What to work on :: Omit the pictures, then reproduce exactly the line bearing "Transcribe this image's" and every line after it up to and including the last line of the entries below.

Supplied material ::
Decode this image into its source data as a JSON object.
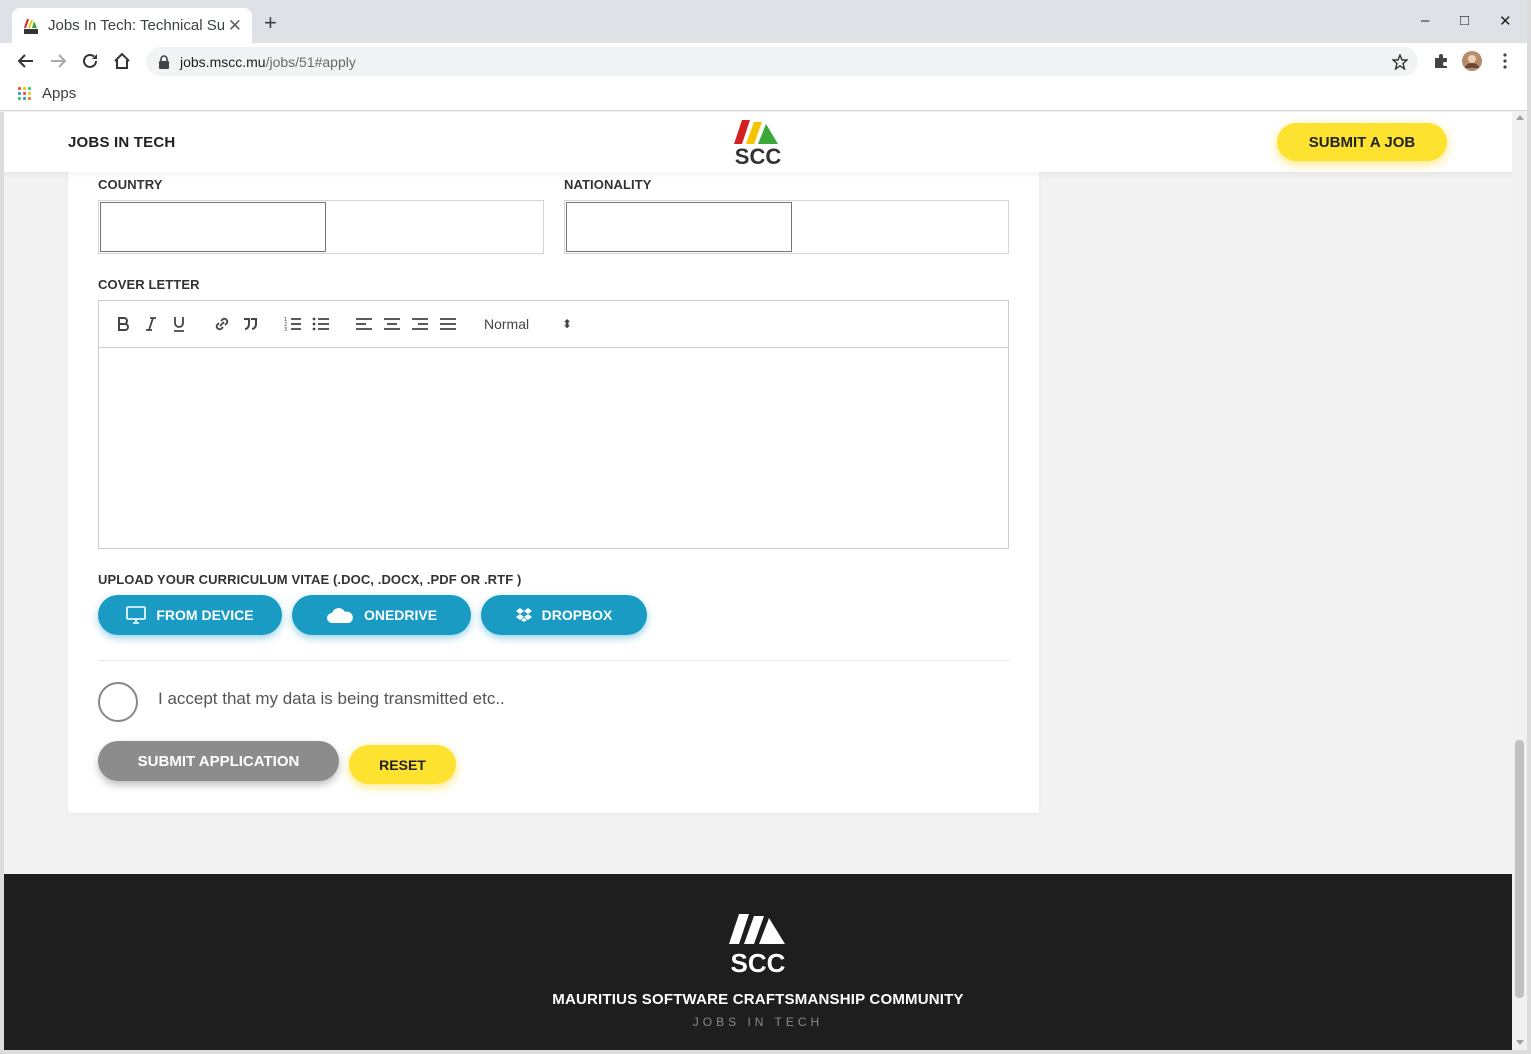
{
  "browser": {
    "tab_title": "Jobs In Tech: Technical Su",
    "tab_close": "✕",
    "new_tab": "+",
    "url_host": "jobs.mscc.mu",
    "url_path": "/jobs/51#apply",
    "bookmark_apps": "Apps",
    "window_controls": {
      "minimize": "–",
      "maximize": "□",
      "close": "✕"
    }
  },
  "header": {
    "site_name": "JOBS IN TECH",
    "logo_text": "SCC",
    "submit_job_label": "SUBMIT A JOB"
  },
  "form": {
    "country_label": "COUNTRY",
    "nationality_label": "NATIONALITY",
    "cover_letter_label": "COVER LETTER",
    "editor_format": "Normal",
    "editor_format_arrows": "⬍",
    "upload_label": "UPLOAD YOUR CURRICULUM VITAE (.DOC, .DOCX, .PDF OR .RTF )",
    "upload_buttons": {
      "device": "FROM DEVICE",
      "onedrive": "ONEDRIVE",
      "dropbox": "DROPBOX"
    },
    "accept_text": "I accept that my data is being transmitted etc..",
    "submit_label": "SUBMIT APPLICATION",
    "reset_label": "RESET"
  },
  "footer": {
    "logo_text": "SCC",
    "title": "MAURITIUS SOFTWARE CRAFTSMANSHIP COMMUNITY",
    "subtitle": "JOBS IN TECH"
  },
  "colors": {
    "accent_yellow": "#fde22f",
    "accent_blue": "#1a9bc4",
    "submit_gray": "#8c8c8c",
    "footer_bg": "#1e1e1e"
  },
  "icons": {
    "bold": "bold-icon",
    "italic": "italic-icon",
    "underline": "underline-icon",
    "link": "link-icon",
    "quote": "quote-icon",
    "ordered_list": "ordered-list-icon",
    "bullet_list": "bullet-list-icon",
    "align_left": "align-left-icon",
    "align_center": "align-center-icon",
    "align_right": "align-right-icon",
    "align_justify": "align-justify-icon",
    "device": "monitor-icon",
    "onedrive": "cloud-icon",
    "dropbox": "dropbox-icon"
  }
}
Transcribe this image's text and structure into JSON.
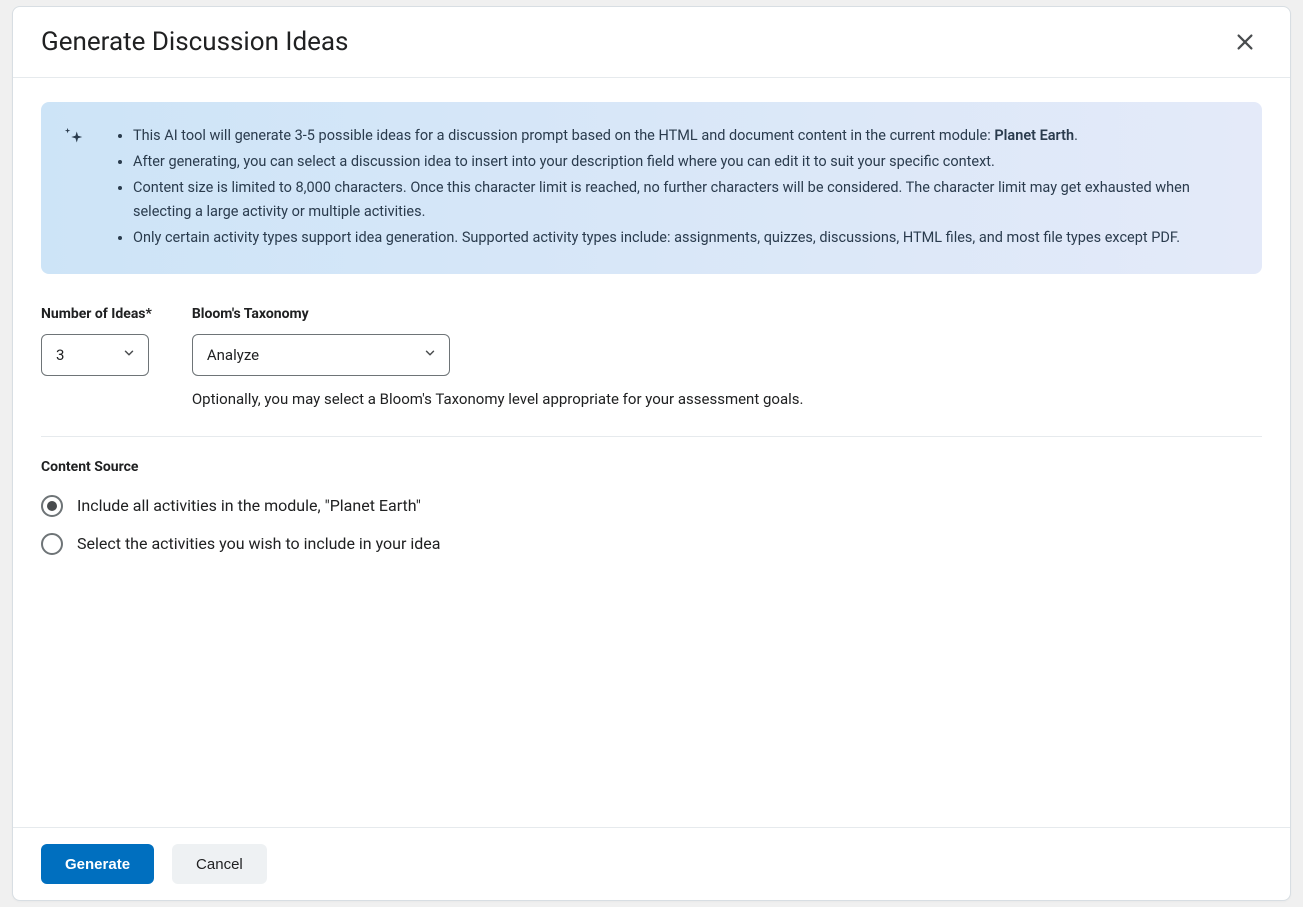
{
  "modal": {
    "title": "Generate Discussion Ideas",
    "info": {
      "bullet1_prefix": "This AI tool will generate 3-5 possible ideas for a discussion prompt based on the HTML and document content in the current module: ",
      "module_name": "Planet Earth",
      "bullet1_suffix": ".",
      "bullet2": "After generating, you can select a discussion idea to insert into your description field where you can edit it to suit your specific context.",
      "bullet3": "Content size is limited to 8,000 characters. Once this character limit is reached, no further characters will be considered. The character limit may get exhausted when selecting a large activity or multiple activities.",
      "bullet4": "Only certain activity types support idea generation. Supported activity types include: assignments, quizzes, discussions, HTML files, and most file types except PDF."
    },
    "fields": {
      "number_label": "Number of Ideas*",
      "number_value": "3",
      "bloom_label": "Bloom's Taxonomy",
      "bloom_value": "Analyze",
      "bloom_helper": "Optionally, you may select a Bloom's Taxonomy level appropriate for your assessment goals."
    },
    "content_source": {
      "label": "Content Source",
      "option1": "Include all activities in the module, \"Planet Earth\"",
      "option2": "Select the activities you wish to include in your idea"
    },
    "footer": {
      "generate": "Generate",
      "cancel": "Cancel"
    }
  }
}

Solution below ::
Transcribe this image's text and structure into JSON.
{
  "modal": {
    "title": "Generate Discussion Ideas",
    "info": {
      "bullet1_prefix": "This AI tool will generate 3-5 possible ideas for a discussion prompt based on the HTML and document content in the current module: ",
      "module_name": "Planet Earth",
      "bullet1_suffix": ".",
      "bullet2": "After generating, you can select a discussion idea to insert into your description field where you can edit it to suit your specific context.",
      "bullet3": "Content size is limited to 8,000 characters. Once this character limit is reached, no further characters will be considered. The character limit may get exhausted when selecting a large activity or multiple activities.",
      "bullet4": "Only certain activity types support idea generation. Supported activity types include: assignments, quizzes, discussions, HTML files, and most file types except PDF."
    },
    "fields": {
      "number_label": "Number of Ideas*",
      "number_value": "3",
      "bloom_label": "Bloom's Taxonomy",
      "bloom_value": "Analyze",
      "bloom_helper": "Optionally, you may select a Bloom's Taxonomy level appropriate for your assessment goals."
    },
    "content_source": {
      "label": "Content Source",
      "option1": "Include all activities in the module, \"Planet Earth\"",
      "option2": "Select the activities you wish to include in your idea"
    },
    "footer": {
      "generate": "Generate",
      "cancel": "Cancel"
    }
  }
}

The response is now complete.